Showing 1-2 of 2

Add a comment

More by Max Brantley

  • Arkansas Supreme Court denies rehearing in death penalty challenge, but delays mandate

    The Arkansas Supreme Court today refused to rehear the case denying Death Row inmates information about drugs used by the state in the lethal injection process.
    • Jul 21, 2016
  • Welspun layoffs: Another example of corporate welfare folly

    Layoffs at the Welspun pipe plant in Little Rock are a reminder of the folly of corporate welfare and the inability of Arkansas to separate itself from global economic forces. See the Fayetteville shale. And keep a watchful eye on that Sun Paper pulp mill proposed near Arkadelphia.
    • Jul 21, 2016
  • Hamburg bank manager gets 21 months for theft

    Melinda Gwin, 49, of Hamburg has been sentenced to 21 months in federal prison and ordered to repay $210,875 stolen from the First National Bank of Crossett. She was sentenced in El Dorado federal court, according to a Justice Department news release.
    • Jul 21, 2016
  • More »

Readers also liked…

  • Homicide victim identified as TC Edwards, local musician

    Little Rock police are still withholding identification of a man found shot to death early Sunday on Howard Street, but multiple reports on social media are tying the death to that of a well-known figure on the local music scene, TC Edwards. The suspect in a criminal case brought over crimes against Edwards will likely be reviewed for potential involvement in his death.
    • Dec 8, 2014
  • Father and son turned away from "Muslim-free" Hot Springs gun range for being brown

    A college student and his dad who visited a gun range over the weekend for some bonding time over target practice were told to leave after the owner grew suspicious that the pair were...Muslims! Nope, not Muslims — they just happened to not be white. Either way, though, it's rank discrimination.
    • Jan 13, 2015
  • Figures lie, liars figure: Judicial pay raise request built on hokum

    The independent citizens commission that will soon set pay raises for stater elected officials and judges heard a plea for a pay raise today from a former Republican senator. It was a load of garbage.
    • Jan 14, 2015

Most Shared

  • New book documents the work of visionary instrument-maker Ed Stilley
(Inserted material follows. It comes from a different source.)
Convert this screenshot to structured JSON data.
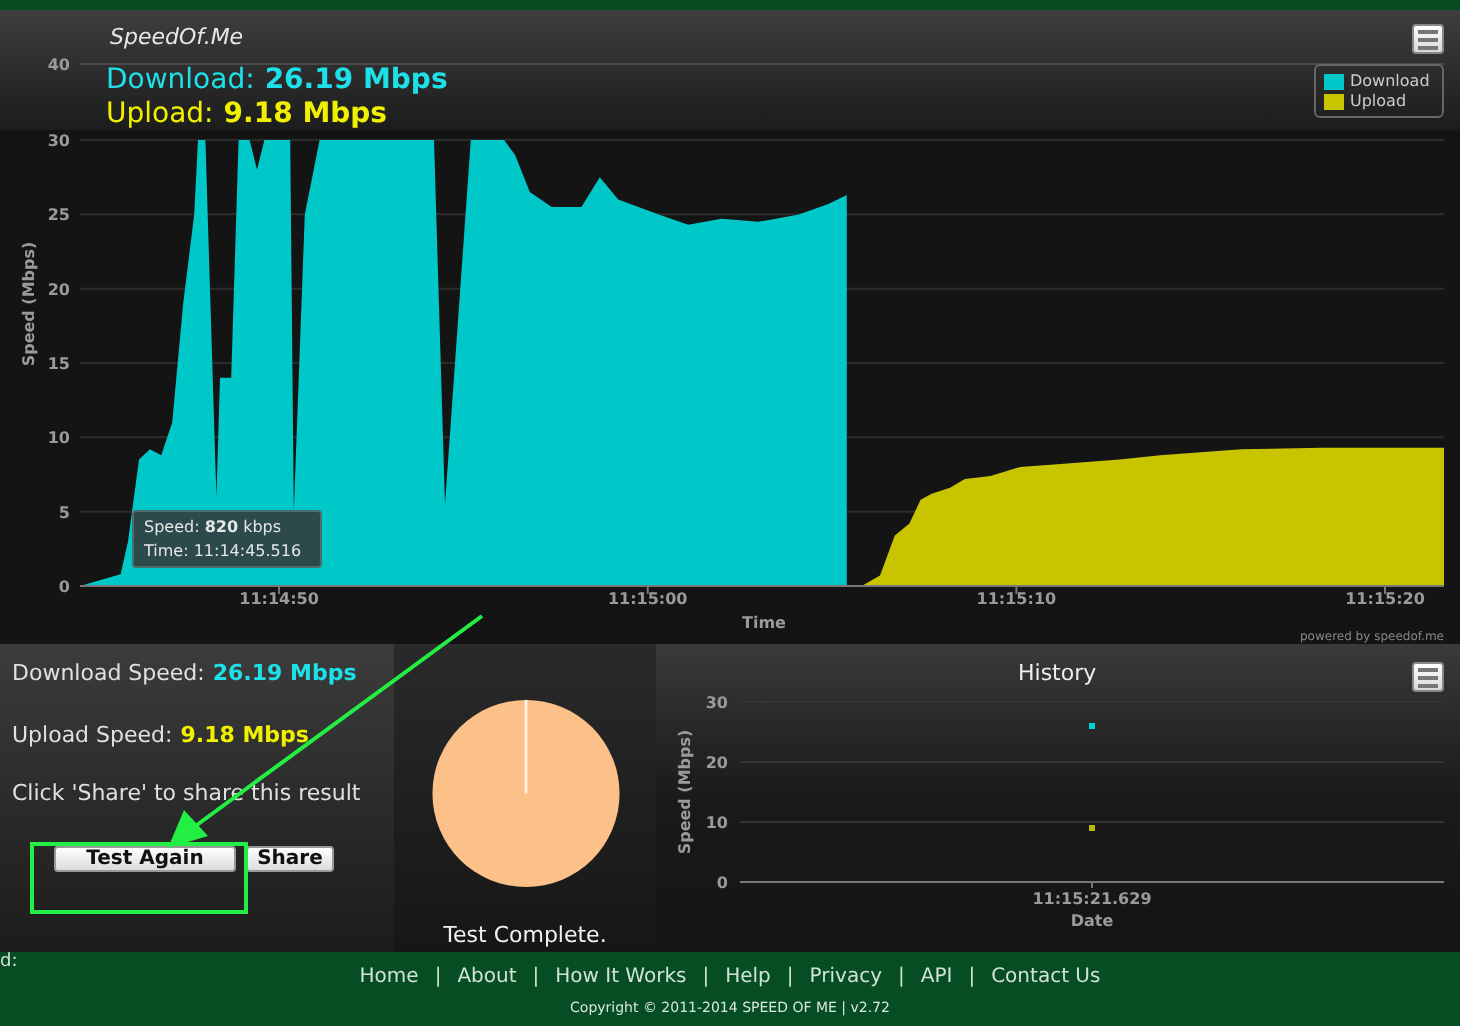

    Ed Stilley is one of those special, extraordinary visionaries who are driven to create. In Stilley's case, God was the driver and He told Stilley in 1979 to build acoustic  instruments for children.
  • Best of Arkansas 2016

    Readers elect their favorites.
  • Hillary hit jobs

    It's always been my conviction that if Hillary Clinton could be appointed president, she'd do a bang-up job. Getting elected, however, might prove more difficult.
  • These Hogs won't be thin

    This may be the strongest returning receiving corps that the Razorbacks have fielded in the post-Petrino days.
  • Trump-Putin 2016

    Among the thousand bizarre aspects of the presidential campaign has been the Donald Trump-Vladimir Putin axis.

Most Viewed

  • The Saturday line

    It's a day of domestic projects for the Times crew. We'll try to check in later, but for now here's an open line.

Most Recent Comments

  • Re: The Voter Roll Screw-Up Edition

    • I thought Hillary gave Bernie his props. She said basically that she and Bernie wrote…

    • on July 30, 2016
  • Re: The Saturday line

    • It's a little ironic to me that Trump, who claims to have such disdain for…

    • on July 30, 2016
  • Re: The Saturday line

    • The Orange One is already looking for ways to weasel out of debates with HRC…

    • on July 30, 2016

Blogroll

 

© 2016 Arkansas Times | 201 East Markham, Suite 200, Little Rock, AR 72201
Powered by Foundation